    Google Doodle pays tribute to Ada Lovelace by showing her vision from inception to today's mobile devices.

    The woman credited with being the first computer programmer has scored her own Google Doodle.

    Augusta Ada King, the Countess of Lovelace - commonly known as Ada Lovelace - is known for her contributions to Charles Babbage’s Analytical Engine, the first fully automatic calculating machine. 

    Lovelace, in collaboration with Charles Babbage, wrote a description of Babbage’s creation. Her notes include step-by-step instructions on how it could calculate a sequence of rational numbers called Bernoulli numbers. This document was, in effect, the world’s first published algorithm, Google said. 

    She was the first to understand the significance of the machine, according to a Google blog post on Monday.

    “While Babbage saw it as a mathematical calculator, Ada understood it much more potential,” Google said. “She realized it was, in essence, a machine that could manipulate symbols in accordance with the defined rules, and--crucially-- that there was no reason that symbols had to represent only numbers and equations.”

    Lovelace's love for numbers developed at an early age. Her mother, Anne Isabelle Milbanke, was a mathematician and her father was the famous poet Lord Byron. In an attempt to stymie any bad habits inherited from her father, Milbanke turned her daughter's attention toward math and science, according to Google.

    Armed with the knowledge of a mathematician and a writer, Lovelace argued that the device could do far more than crunch numbers. She saw its potential to make music. 

    “Supposing, for instance, that the fundamental relations of pitched sounds in the science of harmony and of musical composition were susceptible of such expression and adaptations, the engine might compose elaborate and scientific pieces of music of any degree of complexity or extent,” Lovelace said. 

    The Google Doodle tracks her vision, starting from the Analytical Engine to the laptops and mobile devices used today.
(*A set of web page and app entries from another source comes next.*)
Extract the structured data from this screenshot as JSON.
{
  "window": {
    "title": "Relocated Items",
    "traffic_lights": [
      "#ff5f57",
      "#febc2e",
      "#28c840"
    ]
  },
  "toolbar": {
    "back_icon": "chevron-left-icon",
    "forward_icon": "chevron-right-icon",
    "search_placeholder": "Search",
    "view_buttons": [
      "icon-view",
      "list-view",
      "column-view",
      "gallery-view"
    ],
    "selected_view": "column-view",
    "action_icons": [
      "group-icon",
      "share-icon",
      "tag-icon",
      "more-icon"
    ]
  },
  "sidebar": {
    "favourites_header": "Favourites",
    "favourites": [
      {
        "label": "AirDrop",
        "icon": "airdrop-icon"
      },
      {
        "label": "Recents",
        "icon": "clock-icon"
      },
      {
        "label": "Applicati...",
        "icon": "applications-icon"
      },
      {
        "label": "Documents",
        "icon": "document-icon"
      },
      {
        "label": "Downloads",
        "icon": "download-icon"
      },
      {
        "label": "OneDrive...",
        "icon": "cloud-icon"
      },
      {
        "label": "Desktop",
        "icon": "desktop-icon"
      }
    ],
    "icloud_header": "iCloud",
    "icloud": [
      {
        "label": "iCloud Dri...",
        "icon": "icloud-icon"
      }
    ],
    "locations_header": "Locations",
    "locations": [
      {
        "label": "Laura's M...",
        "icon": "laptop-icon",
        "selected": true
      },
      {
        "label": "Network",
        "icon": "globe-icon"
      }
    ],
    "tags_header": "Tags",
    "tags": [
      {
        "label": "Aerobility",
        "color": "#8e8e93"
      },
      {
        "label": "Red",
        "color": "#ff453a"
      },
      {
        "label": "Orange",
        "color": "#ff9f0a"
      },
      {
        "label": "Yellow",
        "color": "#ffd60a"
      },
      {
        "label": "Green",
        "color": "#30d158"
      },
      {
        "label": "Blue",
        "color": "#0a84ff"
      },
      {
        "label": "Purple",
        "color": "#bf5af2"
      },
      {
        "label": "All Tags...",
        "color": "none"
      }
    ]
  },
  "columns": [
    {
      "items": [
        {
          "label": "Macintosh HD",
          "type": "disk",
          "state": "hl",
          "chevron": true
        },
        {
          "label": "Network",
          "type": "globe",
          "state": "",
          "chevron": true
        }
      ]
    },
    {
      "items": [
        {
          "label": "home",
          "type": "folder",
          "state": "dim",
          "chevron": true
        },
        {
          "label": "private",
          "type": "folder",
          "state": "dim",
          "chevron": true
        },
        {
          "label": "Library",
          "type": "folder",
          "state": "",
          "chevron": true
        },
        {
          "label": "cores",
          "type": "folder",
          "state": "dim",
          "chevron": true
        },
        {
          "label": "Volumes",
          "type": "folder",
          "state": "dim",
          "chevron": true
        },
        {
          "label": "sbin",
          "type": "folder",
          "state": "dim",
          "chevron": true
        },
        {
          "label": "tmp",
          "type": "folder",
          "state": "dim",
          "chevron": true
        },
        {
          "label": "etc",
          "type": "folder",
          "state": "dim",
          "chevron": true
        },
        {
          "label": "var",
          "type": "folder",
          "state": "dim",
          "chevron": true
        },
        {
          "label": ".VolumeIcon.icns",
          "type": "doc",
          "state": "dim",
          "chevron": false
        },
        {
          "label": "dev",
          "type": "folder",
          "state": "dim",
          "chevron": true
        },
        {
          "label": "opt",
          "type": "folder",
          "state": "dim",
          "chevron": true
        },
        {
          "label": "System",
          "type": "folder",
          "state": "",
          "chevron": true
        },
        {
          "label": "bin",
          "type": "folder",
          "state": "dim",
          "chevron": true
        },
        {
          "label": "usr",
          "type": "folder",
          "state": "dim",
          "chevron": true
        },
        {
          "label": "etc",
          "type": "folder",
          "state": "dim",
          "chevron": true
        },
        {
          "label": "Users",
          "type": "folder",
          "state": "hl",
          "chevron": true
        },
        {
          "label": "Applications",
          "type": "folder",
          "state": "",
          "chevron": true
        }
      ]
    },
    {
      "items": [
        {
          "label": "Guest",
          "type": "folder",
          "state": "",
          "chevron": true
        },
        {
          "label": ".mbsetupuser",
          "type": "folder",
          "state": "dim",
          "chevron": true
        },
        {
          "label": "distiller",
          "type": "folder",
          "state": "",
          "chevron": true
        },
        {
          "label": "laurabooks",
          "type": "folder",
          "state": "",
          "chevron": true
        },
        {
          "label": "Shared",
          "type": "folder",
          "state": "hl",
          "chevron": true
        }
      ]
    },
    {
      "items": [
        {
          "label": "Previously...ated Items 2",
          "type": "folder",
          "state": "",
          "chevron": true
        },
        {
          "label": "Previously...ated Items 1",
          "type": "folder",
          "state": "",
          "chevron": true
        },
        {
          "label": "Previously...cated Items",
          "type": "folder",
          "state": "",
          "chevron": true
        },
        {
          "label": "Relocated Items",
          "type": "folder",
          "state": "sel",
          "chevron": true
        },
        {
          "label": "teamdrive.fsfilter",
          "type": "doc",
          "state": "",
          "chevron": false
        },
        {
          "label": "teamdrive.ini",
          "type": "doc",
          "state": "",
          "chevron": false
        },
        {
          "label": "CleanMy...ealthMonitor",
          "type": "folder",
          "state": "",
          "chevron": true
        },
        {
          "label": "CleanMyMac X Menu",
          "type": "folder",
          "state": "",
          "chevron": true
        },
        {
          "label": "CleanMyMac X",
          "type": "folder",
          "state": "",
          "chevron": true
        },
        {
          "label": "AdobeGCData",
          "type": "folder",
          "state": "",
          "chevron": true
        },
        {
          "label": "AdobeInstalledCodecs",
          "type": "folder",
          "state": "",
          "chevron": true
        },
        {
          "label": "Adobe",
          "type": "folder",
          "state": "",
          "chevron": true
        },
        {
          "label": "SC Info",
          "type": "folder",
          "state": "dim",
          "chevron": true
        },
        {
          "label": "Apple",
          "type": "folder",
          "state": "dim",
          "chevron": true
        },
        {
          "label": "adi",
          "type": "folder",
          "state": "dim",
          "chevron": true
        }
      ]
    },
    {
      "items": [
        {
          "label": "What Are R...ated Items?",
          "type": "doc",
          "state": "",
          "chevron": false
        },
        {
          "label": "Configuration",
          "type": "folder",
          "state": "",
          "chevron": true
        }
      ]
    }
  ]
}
    “We hope today's doodle inspires people to find out more about Ada, and about the contributions made by women in general to science and technology, “ Google said.